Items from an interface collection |
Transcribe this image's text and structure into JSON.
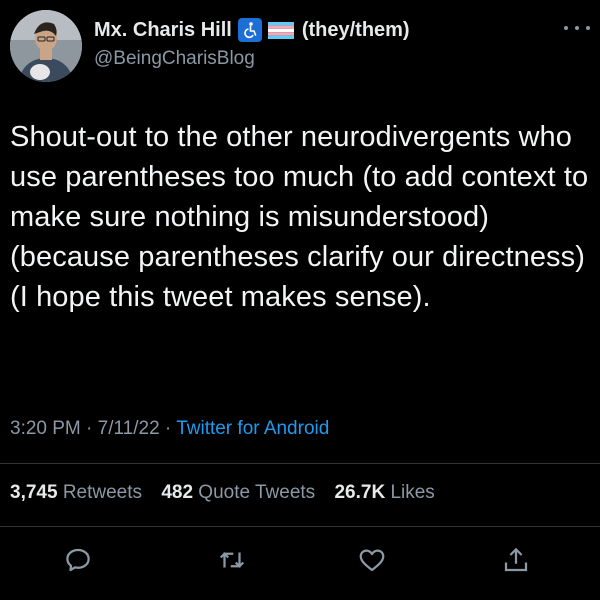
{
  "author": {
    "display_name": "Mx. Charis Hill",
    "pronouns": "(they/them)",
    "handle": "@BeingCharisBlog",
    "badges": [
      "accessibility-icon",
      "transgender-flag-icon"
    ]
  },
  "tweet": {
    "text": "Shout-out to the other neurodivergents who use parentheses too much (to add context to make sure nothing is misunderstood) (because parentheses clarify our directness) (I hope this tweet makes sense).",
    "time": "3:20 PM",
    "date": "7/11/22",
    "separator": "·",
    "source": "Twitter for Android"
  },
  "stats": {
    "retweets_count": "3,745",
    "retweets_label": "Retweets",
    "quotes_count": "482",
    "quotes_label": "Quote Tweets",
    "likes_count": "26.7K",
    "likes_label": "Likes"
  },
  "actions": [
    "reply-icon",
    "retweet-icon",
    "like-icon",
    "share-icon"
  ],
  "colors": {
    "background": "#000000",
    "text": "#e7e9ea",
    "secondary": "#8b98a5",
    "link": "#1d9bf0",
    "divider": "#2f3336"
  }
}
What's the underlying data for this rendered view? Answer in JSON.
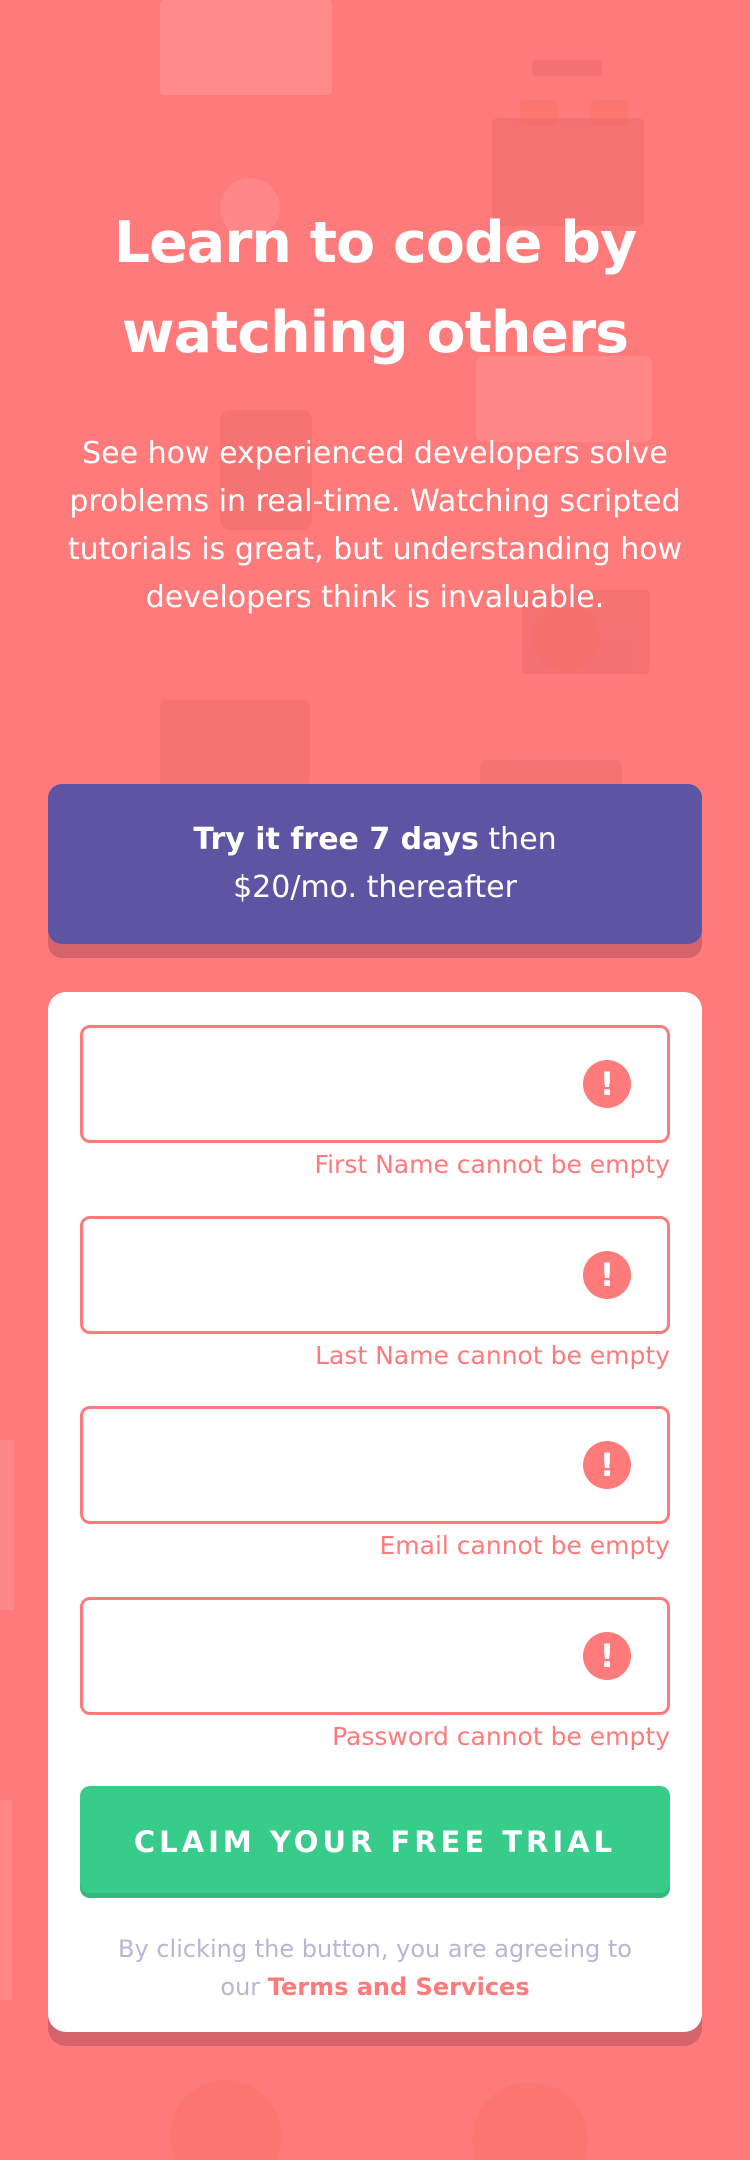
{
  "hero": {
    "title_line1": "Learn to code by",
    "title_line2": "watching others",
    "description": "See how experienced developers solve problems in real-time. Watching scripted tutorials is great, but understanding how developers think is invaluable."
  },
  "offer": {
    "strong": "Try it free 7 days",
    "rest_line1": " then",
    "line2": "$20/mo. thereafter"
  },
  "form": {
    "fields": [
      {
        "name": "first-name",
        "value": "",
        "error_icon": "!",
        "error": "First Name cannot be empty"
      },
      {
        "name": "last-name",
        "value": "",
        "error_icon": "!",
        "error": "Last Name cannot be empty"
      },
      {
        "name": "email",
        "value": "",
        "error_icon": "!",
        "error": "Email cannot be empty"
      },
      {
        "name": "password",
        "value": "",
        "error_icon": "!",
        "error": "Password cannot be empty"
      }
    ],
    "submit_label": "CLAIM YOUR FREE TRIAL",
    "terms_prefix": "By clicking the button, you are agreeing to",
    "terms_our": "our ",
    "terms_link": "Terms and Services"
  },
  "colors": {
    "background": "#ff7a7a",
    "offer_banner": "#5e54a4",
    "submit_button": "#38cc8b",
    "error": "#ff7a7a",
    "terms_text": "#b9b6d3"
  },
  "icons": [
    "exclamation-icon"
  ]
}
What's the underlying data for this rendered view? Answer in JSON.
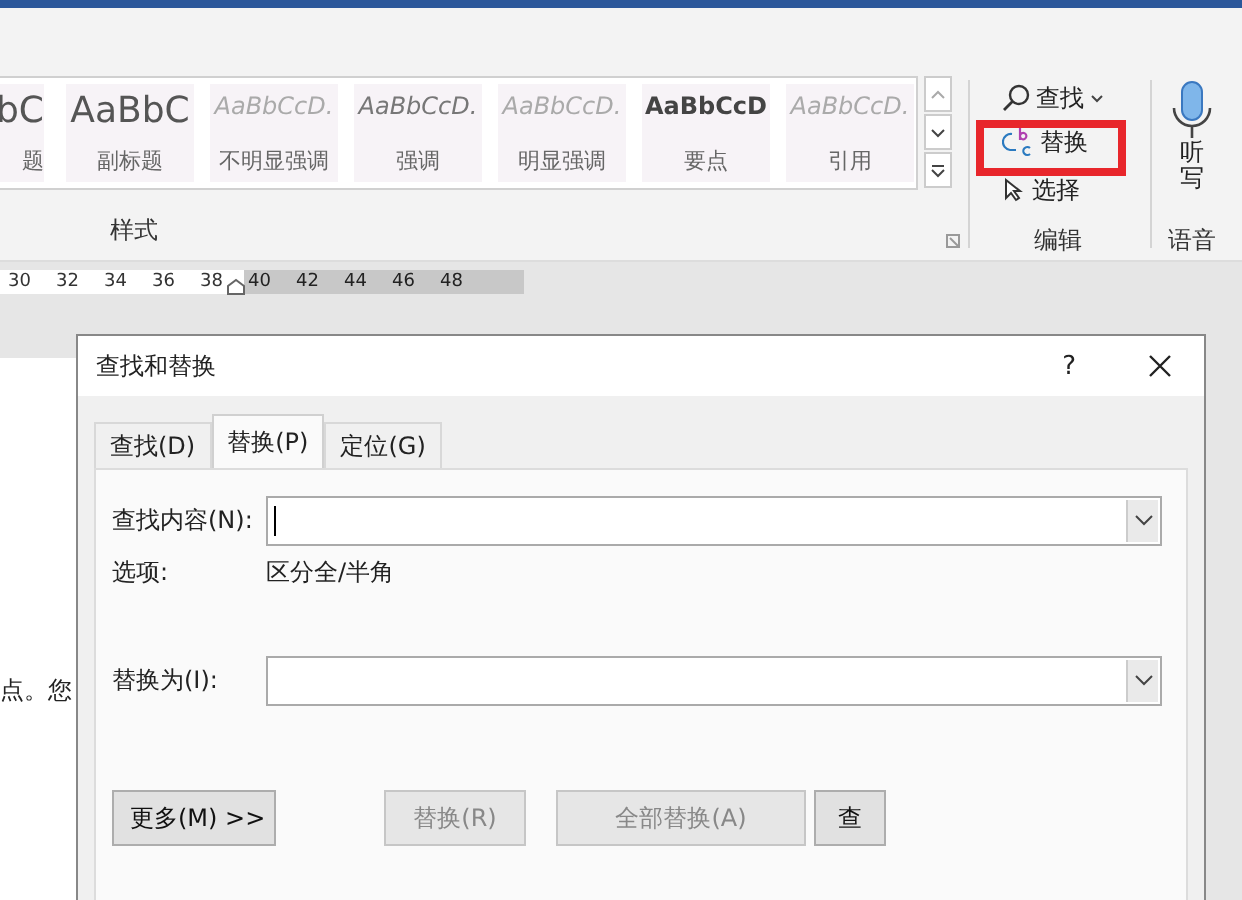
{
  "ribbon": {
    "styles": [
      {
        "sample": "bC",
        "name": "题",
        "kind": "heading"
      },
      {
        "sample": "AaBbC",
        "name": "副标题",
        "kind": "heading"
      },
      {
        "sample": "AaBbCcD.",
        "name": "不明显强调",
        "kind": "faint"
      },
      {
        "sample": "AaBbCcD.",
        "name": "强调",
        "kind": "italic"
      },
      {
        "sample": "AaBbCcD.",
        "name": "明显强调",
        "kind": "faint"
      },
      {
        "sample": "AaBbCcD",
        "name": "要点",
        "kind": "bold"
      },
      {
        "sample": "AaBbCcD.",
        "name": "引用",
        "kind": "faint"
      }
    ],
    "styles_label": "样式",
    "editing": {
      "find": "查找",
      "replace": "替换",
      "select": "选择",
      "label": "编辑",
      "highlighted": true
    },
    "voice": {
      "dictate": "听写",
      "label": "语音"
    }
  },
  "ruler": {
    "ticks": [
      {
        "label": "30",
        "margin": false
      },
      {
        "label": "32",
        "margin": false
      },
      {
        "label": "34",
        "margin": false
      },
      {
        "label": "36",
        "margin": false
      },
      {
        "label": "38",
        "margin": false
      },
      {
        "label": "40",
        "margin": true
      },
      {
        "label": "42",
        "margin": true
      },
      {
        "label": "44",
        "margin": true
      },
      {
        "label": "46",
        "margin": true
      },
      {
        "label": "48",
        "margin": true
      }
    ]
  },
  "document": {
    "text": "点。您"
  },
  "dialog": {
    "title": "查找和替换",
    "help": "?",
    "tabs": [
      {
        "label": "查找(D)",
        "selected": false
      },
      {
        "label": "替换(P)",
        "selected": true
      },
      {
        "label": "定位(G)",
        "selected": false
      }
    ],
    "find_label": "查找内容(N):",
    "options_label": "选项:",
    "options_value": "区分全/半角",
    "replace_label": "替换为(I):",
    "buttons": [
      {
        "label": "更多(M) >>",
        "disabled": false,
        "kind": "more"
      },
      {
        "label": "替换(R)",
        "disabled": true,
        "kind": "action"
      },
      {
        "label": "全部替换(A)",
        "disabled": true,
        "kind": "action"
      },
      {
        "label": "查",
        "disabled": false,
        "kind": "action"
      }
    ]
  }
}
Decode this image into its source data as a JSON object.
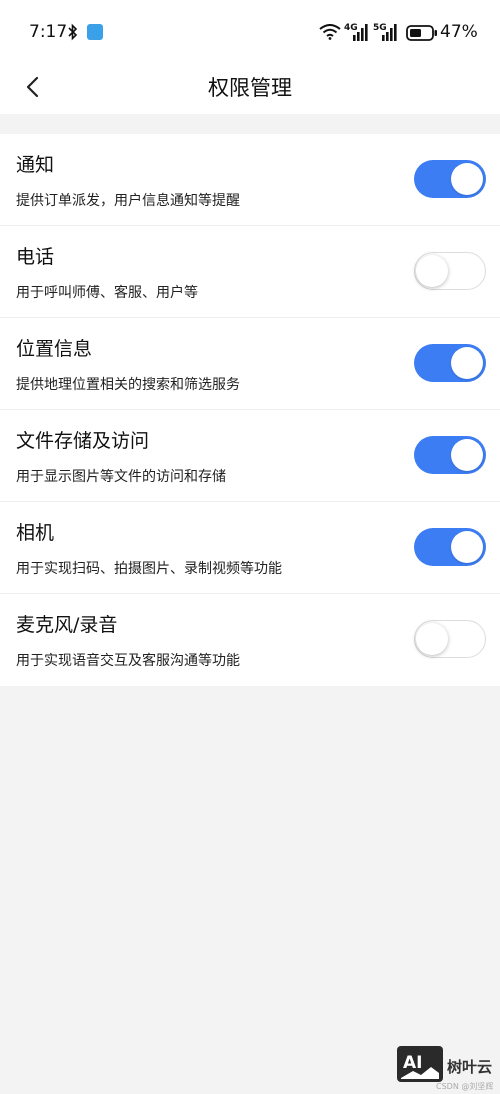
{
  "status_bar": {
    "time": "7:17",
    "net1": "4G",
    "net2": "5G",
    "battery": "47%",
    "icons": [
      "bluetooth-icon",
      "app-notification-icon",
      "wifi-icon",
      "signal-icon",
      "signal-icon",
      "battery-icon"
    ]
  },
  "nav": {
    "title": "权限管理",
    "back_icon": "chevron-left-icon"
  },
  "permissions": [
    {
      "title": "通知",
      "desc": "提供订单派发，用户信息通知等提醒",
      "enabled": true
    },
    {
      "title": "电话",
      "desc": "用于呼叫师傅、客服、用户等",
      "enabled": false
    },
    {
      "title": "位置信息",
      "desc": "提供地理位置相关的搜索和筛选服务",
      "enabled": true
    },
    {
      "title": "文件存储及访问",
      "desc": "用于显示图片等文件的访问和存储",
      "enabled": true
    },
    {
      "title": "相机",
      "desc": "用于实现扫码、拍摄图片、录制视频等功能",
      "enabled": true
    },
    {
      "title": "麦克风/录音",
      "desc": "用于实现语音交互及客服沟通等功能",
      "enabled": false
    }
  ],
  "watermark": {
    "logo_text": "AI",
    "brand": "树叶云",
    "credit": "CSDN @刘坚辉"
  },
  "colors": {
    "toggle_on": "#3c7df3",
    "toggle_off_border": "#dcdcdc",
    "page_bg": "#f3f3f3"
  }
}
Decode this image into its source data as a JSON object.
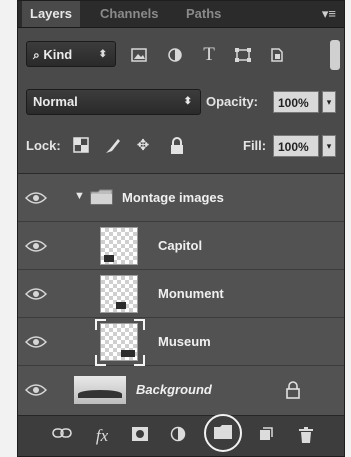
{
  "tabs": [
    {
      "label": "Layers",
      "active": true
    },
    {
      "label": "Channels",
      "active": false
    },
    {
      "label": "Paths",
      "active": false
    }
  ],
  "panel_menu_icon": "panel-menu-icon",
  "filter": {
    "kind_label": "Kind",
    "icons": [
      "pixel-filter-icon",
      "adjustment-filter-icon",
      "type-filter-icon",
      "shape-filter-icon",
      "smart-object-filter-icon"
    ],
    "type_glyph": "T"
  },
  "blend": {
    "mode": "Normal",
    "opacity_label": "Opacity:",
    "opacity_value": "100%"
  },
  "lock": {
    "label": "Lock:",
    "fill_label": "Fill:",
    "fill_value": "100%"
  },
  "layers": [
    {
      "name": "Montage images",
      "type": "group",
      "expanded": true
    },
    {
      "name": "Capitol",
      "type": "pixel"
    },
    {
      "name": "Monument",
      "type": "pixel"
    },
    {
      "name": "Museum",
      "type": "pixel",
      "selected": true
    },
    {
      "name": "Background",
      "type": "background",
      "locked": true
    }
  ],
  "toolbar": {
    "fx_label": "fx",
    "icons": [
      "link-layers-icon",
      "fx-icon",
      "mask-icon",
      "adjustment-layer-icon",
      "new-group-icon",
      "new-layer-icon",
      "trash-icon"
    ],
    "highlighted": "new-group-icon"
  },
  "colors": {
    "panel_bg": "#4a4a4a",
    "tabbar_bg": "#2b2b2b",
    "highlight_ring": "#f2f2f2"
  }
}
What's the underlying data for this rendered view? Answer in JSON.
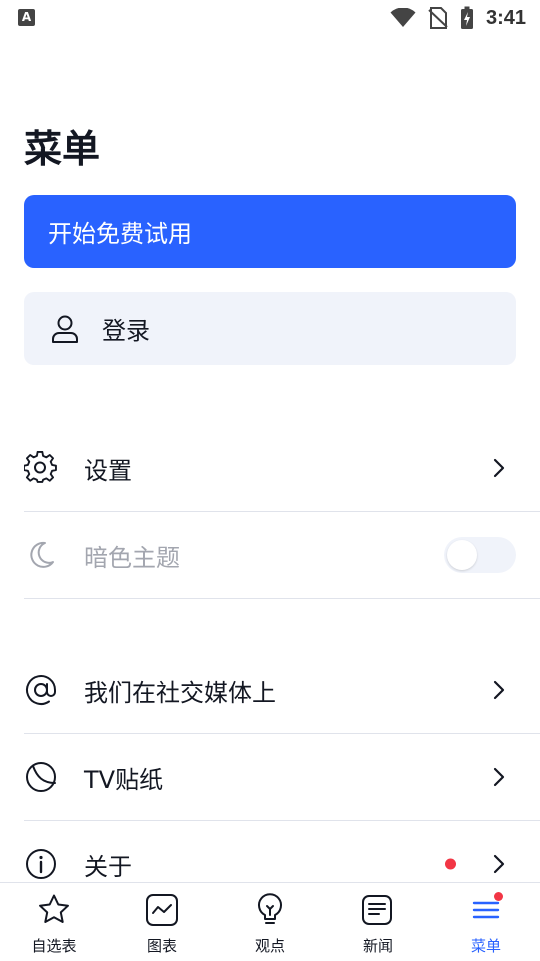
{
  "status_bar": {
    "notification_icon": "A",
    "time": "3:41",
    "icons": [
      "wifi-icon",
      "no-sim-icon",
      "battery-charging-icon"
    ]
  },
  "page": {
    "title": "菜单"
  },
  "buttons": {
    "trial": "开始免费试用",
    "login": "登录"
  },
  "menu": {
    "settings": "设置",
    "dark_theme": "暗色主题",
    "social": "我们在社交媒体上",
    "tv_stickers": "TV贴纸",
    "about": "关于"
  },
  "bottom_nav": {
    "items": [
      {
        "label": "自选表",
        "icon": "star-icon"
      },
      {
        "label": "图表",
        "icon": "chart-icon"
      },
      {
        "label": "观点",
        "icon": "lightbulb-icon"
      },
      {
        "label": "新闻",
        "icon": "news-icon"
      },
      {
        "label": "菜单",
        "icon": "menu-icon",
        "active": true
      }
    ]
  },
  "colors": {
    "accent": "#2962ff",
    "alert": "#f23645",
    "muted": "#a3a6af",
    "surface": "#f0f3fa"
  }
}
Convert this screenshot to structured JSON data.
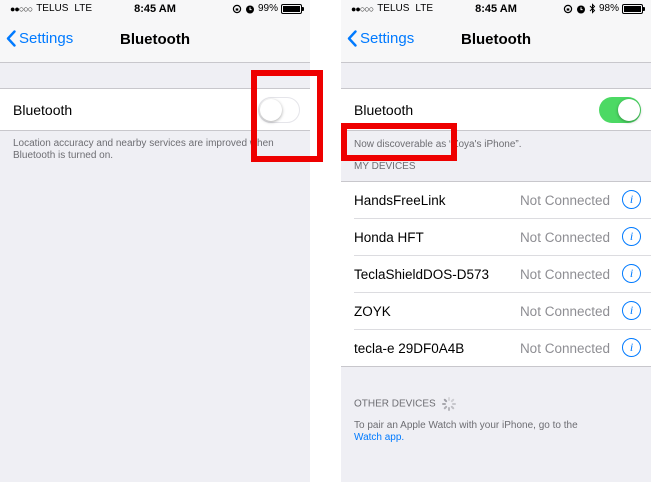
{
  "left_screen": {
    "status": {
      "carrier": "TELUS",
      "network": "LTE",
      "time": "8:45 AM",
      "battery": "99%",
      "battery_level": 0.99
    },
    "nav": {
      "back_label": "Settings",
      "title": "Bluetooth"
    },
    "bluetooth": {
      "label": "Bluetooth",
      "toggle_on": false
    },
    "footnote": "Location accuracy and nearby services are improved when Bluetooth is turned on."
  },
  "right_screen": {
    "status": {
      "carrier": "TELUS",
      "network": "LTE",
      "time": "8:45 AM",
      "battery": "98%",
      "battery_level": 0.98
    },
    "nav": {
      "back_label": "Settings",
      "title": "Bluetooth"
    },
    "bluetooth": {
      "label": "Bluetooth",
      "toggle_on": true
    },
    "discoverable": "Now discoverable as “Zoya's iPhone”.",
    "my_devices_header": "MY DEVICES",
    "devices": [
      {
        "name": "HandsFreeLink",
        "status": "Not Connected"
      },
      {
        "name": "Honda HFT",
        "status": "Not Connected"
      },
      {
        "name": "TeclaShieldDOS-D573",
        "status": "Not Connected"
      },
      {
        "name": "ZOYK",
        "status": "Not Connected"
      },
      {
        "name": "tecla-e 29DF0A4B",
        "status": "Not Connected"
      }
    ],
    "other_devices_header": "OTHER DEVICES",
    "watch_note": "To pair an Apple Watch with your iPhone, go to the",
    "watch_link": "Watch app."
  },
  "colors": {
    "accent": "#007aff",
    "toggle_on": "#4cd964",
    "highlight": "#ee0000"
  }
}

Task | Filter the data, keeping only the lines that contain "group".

Exercise solution |
      "type": "group",
      "new-group-icon",
    "highlighted": "new-group-icon"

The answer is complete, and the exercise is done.